The crash of Bitwise Industries is sending ripples across US cities
FRESNO, Calif. – The unraveling of Fresno-based tech company Bitwise Industries after announcing it furloughed all of its staff has sent shockwaves throughout the San Joaquin Valley and beyond.
The furloughs came as a matter of “acute financial distress,” with details about the company’s finances slowly emerging.
The tech-company employs more than 900 employees, with roughly 400 based in Fresno, Merced and Bakersfield. Bitwise has also expanded to states like Texas, Illinois, Ohio and New York.
Before Bitwise became what it is today, its co-founders Irma Olguin Jr. and Jake Soberal started with a small tech effort called “Geekwise Academy.” In the following years, Bitwise expanded and even introduced a “Digital New Deal” aimed at transforming who has access to technology.
Today the company is known for opening workspaces and training workers in technology.
But as more is left to learn about what went wrong, uncertainty has set in for hundreds. Elected officials have expressed interest in helping furloughed workers get back on their feet.
Legal actions taking shape
Government officials are also beginning to take a close look at the financial and legal situation.
Fresno Mayor Jerry Dyer revealed in a letter to Bitwise leaders the tech company has not paid business taxes or provided financial reports in more than a year.
Dyer said the city was not given advance notice of the mass furloughs that took place earlier this week – which is required by state law.
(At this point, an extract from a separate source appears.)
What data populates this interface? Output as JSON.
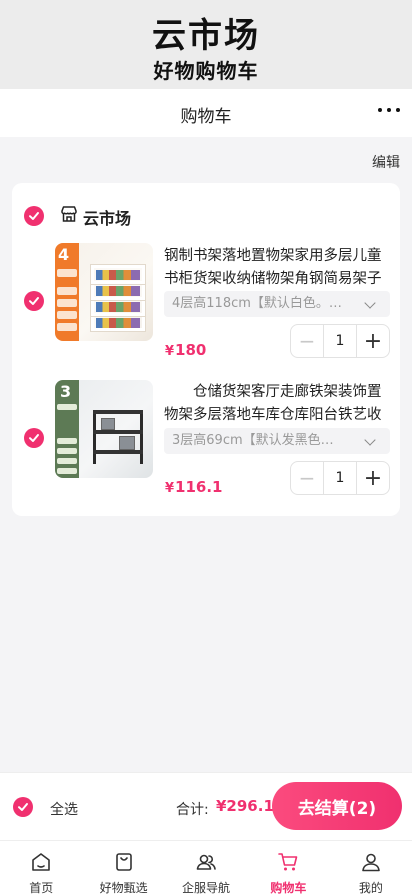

He added the situation has caused “considerable anxiety” that has rippled across the community.
The city is demanding Bitwise comply with state law and turn over necessary financial documents.
And already, a Texas-based company has filed a lawsuit against the company after an alleged breach of contract. According to court documents, NICbyte LLC claims to have contributed nearly $35 million to Bitwise ventures, including purchasing five of its buildings.
A major allegation in the lawsuit is that Bitwise illegally borrowed nearly $30 million in loans while using the buildings as collateral.
The lawsuit asks for the properties to be taken off the market, among other things.
Shock in different communities
Across the communities where Bitwise had expanded, the abrupt news of furloughs hit at once and revealed several projects the company was in the middle of producing.
News outlets in El Paso, Toledo and Buffalo reported Bitwise was in the middle of technology expansions and hiring more workers. But like in the Valley, all of that came to a screeching halt.
The El Paso Times reports nine employees were based in that city, with plans to increase employment to about 100 between El Paso and Las Cruces, New Mexico.
WTOL in Toledo, Ohio reports the city was also caught off guard by the Bitwise crash. A city official was quoted saying the company had planned to bring nearly 400 new jobs to the city.
And in Buffalo, New York, Bitwise jobs were expected to alleviate a worker shortage and provide good-paying jobs to those from underserved communities. The Buffalo News reports more than 60 local workers had gone through Bitwise training. Plans for 70 more trainees were canceled.
At each of the locations, news reports show there were building renovation plans that are now halted.
‘I feel bad’
Earlier this year, Bitwise leaders announced an $80 million investment that was expected to help the company’s new expansion to Chicago. At the time, the company had said thousands of jobs had been created through their work.
In addition, company leaders said over one million square feet of previously vacant spaces in underserved downtowns across the country had been turned into technology work spaces.
Nikki Avila has been a tenant at Bitwise Bakersfield, one of the Valley facilities, for two years. As a birth doula, she says she relies on the building’s nighttime hours to conduct her business.
The news of immediate and company-wide furloughs of Bitwise employees shocked her when she arrived at the facility this week.
“I feel bad for the receptionists and the cleaners here. I’m not going to see their faces, and that’s really sad,” Avila said.
She says the situation with Bitwise has even left her own business future feeling uncertain, adding, “What does this look like now? Do I have to move, am I still able to stay here, are the tenants safe?”
With litigation and many questions piling up against the company, communication from management has been scarce.
The future of Bitwise in the Valley and other states remains unclear. But for now, many are scrambling to stay afloat as their livelihood suddenly has disappeared.